> [GOAL OF THE EXERCISE]: After locating the line that contains "Decode this image", restate it and each later line word for word through the end of the records.

> [RECORDS FOR THIS TASK]:
================================
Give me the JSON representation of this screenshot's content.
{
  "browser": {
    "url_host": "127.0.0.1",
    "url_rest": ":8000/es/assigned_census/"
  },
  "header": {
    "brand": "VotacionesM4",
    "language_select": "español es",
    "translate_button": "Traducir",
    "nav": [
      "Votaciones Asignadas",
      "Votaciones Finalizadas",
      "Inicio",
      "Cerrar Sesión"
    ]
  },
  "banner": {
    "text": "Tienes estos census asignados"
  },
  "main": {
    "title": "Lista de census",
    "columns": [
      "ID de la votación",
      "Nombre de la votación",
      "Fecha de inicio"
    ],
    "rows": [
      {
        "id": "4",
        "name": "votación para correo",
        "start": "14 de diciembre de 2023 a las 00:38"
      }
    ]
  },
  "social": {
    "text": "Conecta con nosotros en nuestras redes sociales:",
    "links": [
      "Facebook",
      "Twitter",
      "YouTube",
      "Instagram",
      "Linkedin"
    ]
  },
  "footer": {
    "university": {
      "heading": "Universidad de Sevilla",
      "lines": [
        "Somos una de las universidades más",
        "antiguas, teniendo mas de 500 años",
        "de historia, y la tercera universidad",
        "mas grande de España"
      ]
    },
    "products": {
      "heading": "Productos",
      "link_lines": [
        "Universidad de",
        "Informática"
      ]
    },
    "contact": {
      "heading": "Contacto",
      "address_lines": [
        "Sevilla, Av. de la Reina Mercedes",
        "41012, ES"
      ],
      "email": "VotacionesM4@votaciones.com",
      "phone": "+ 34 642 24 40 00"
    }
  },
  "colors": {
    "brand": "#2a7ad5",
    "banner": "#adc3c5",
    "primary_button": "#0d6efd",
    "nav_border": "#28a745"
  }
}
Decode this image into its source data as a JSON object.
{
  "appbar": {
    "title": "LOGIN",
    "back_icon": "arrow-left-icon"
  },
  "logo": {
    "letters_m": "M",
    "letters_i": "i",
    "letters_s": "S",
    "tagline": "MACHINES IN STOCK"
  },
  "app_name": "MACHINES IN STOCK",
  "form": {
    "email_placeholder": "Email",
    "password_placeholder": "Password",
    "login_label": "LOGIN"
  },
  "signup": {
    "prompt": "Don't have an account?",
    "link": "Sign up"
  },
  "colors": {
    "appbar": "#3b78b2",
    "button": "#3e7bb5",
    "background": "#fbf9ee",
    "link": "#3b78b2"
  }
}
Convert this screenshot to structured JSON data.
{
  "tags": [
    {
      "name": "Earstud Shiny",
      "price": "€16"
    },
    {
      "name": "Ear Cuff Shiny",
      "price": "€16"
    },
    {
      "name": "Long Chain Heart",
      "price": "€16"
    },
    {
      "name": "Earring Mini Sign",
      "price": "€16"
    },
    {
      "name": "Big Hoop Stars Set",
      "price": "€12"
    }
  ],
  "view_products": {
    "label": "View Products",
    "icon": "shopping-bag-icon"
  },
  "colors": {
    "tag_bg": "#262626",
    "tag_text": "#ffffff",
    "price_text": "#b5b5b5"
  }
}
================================
> [ANSWER AREA]:
Decode this image into its source data as a JSON object.
{
  "appbar": {
    "title": "LOGIN",
    "back_icon": "arrow-left-icon"
  },
  "logo": {
    "letters_m": "M",
    "letters_i": "i",
    "letters_s": "S",
    "tagline": "MACHINES IN STOCK"
  },
  "app_name": "MACHINES IN STOCK",
  "form": {
    "email_placeholder": "Email",
    "password_placeholder": "Password",
    "login_label": "LOGIN"
  },
  "signup": {
    "prompt": "Don't have an account?",
    "link": "Sign up"
  },
  "colors": {
    "appbar": "#3b78b2",
    "button": "#3e7bb5",
    "background": "#fbf9ee",
    "link": "#3b78b2"
  }
}
Convert this screenshot to structured JSON data.
{
  "tags": [
    {
      "name": "Earstud Shiny",
      "price": "€16"
    },
    {
      "name": "Ear Cuff Shiny",
      "price": "€16"
    },
    {
      "name": "Long Chain Heart",
      "price": "€16"
    },
    {
      "name": "Earring Mini Sign",
      "price": "€16"
    },
    {
      "name": "Big Hoop Stars Set",
      "price": "€12"
    }
  ],
  "view_products": {
    "label": "View Products",
    "icon": "shopping-bag-icon"
  },
  "colors": {
    "tag_bg": "#262626",
    "tag_text": "#ffffff",
    "price_text": "#b5b5b5"
  }
}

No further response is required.